● WORK REQUIRED
Pull every line that includes the word "доставка" from the data.

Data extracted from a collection
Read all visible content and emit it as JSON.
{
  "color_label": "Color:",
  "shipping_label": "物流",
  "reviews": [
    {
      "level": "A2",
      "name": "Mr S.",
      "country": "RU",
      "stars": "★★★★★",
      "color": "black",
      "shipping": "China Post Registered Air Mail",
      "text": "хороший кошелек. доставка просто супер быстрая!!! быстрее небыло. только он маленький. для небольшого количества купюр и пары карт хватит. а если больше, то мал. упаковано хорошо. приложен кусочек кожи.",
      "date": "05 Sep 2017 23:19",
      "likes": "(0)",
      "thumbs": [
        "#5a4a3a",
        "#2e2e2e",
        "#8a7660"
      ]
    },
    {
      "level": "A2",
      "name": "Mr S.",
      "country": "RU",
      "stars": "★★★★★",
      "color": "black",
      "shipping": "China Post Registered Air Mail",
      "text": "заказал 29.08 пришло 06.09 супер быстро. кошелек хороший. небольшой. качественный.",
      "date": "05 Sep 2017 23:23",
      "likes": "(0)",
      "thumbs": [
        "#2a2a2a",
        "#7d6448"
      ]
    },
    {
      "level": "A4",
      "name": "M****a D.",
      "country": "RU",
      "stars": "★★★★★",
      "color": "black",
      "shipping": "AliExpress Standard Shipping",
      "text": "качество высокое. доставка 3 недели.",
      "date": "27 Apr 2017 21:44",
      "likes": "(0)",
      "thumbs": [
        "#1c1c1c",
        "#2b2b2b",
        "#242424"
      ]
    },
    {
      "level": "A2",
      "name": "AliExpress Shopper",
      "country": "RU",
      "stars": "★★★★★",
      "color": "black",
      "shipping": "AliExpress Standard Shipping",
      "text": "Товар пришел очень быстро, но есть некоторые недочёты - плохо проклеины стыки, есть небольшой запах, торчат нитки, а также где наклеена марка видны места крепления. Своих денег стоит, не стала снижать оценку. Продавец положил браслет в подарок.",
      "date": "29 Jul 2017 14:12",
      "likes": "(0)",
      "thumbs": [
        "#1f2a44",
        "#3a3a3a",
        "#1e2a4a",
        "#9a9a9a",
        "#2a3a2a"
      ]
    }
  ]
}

● TASK SOLUTION
      "text": "хороший кошелек. доставка просто супер быстрая!!! быстрее небыло. только он маленький. для небольшого количества купюр и пары карт хватит. а если больше, то мал. упаковано хорошо. приложен кусочек кожи.",
      "text": "качество высокое. доставка 3 недели.",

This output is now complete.